## Work request
Copy out every line of the records where the string "device" occurs.

[[ Dataset records open ]]

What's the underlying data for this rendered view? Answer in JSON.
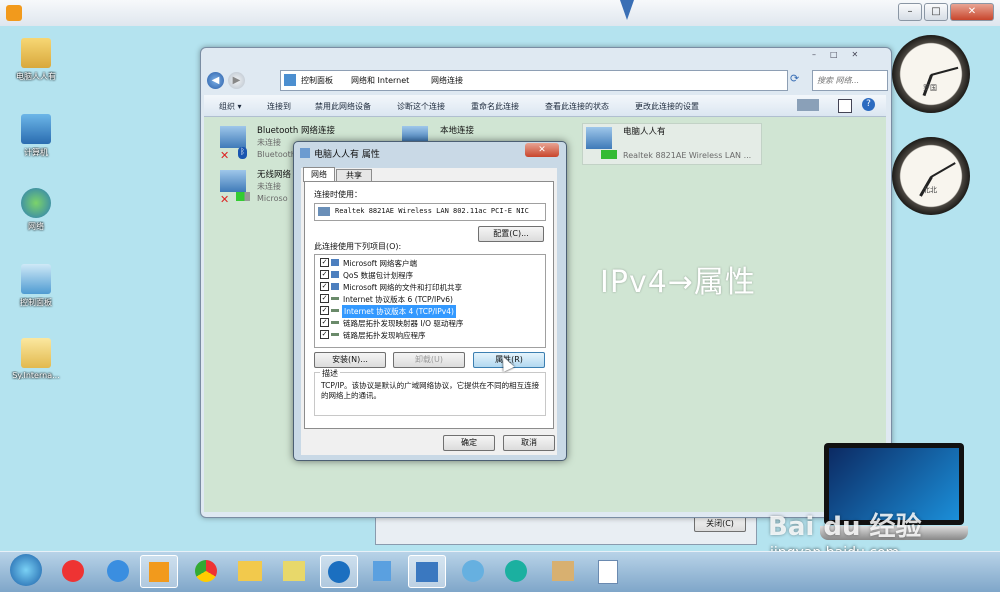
{
  "outer": {
    "title": ""
  },
  "desktop_icons": [
    {
      "label": "电脑人人有"
    },
    {
      "label": "计算机"
    },
    {
      "label": "网络"
    },
    {
      "label": "控制面板"
    },
    {
      "label": "Sy.Interna..."
    }
  ],
  "explorer": {
    "breadcrumb": [
      "控制面板",
      "网络和 Internet",
      "网络连接"
    ],
    "search_placeholder": "搜索 网络...",
    "commands": [
      "组织 ▾",
      "连接到",
      "禁用此网络设备",
      "诊断这个连接",
      "重命名此连接",
      "查看此连接的状态",
      "更改此连接的设置"
    ],
    "adapters": [
      {
        "name": "Bluetooth 网络连接",
        "status": "未连接",
        "device": "Bluetooth"
      },
      {
        "name": "本地连接",
        "status": "",
        "device": ""
      },
      {
        "name": "电脑人人有",
        "status": "",
        "device": "Realtek 8821AE Wireless LAN ..."
      },
      {
        "name": "无线网络",
        "status": "未连接",
        "device": "Microso"
      }
    ]
  },
  "dialog": {
    "title": "电脑人人有 属性",
    "tabs": [
      "网络",
      "共享"
    ],
    "connect_using_label": "连接时使用：",
    "adapter_name": "Realtek 8821AE Wireless LAN 802.11ac PCI-E NIC",
    "configure_button": "配置(C)...",
    "items_label": "此连接使用下列项目(O):",
    "items": [
      {
        "text": "Microsoft 网络客户端",
        "checked": true
      },
      {
        "text": "QoS 数据包计划程序",
        "checked": true
      },
      {
        "text": "Microsoft 网络的文件和打印机共享",
        "checked": true
      },
      {
        "text": "Internet 协议版本 6 (TCP/IPv6)",
        "checked": true
      },
      {
        "text": "Internet 协议版本 4 (TCP/IPv4)",
        "checked": true,
        "selected": true
      },
      {
        "text": "链路层拓扑发现映射器 I/O 驱动程序",
        "checked": true
      },
      {
        "text": "链路层拓扑发现响应程序",
        "checked": true
      }
    ],
    "install_button": "安装(N)...",
    "uninstall_button": "卸载(U)",
    "properties_button": "属性(R)",
    "description_label": "描述",
    "description_text": "TCP/IP。该协议是默认的广域网络协议，它提供在不同的相互连接的网络上的通讯。",
    "ok_button": "确定",
    "cancel_button": "取消"
  },
  "annotation": "IPv4→属性",
  "clocks": [
    {
      "city": "罗国"
    },
    {
      "city": "北北"
    }
  ],
  "close_button": "关闭(C)",
  "watermark": {
    "brand": "Bai du 经验",
    "url": "jingyan.baidu.com"
  }
}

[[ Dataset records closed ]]

## Result of this task
        "device": "Bluetooth"
        "device": ""
        "device": "Realtek 8821AE Wireless LAN ..."
        "device": "Microso"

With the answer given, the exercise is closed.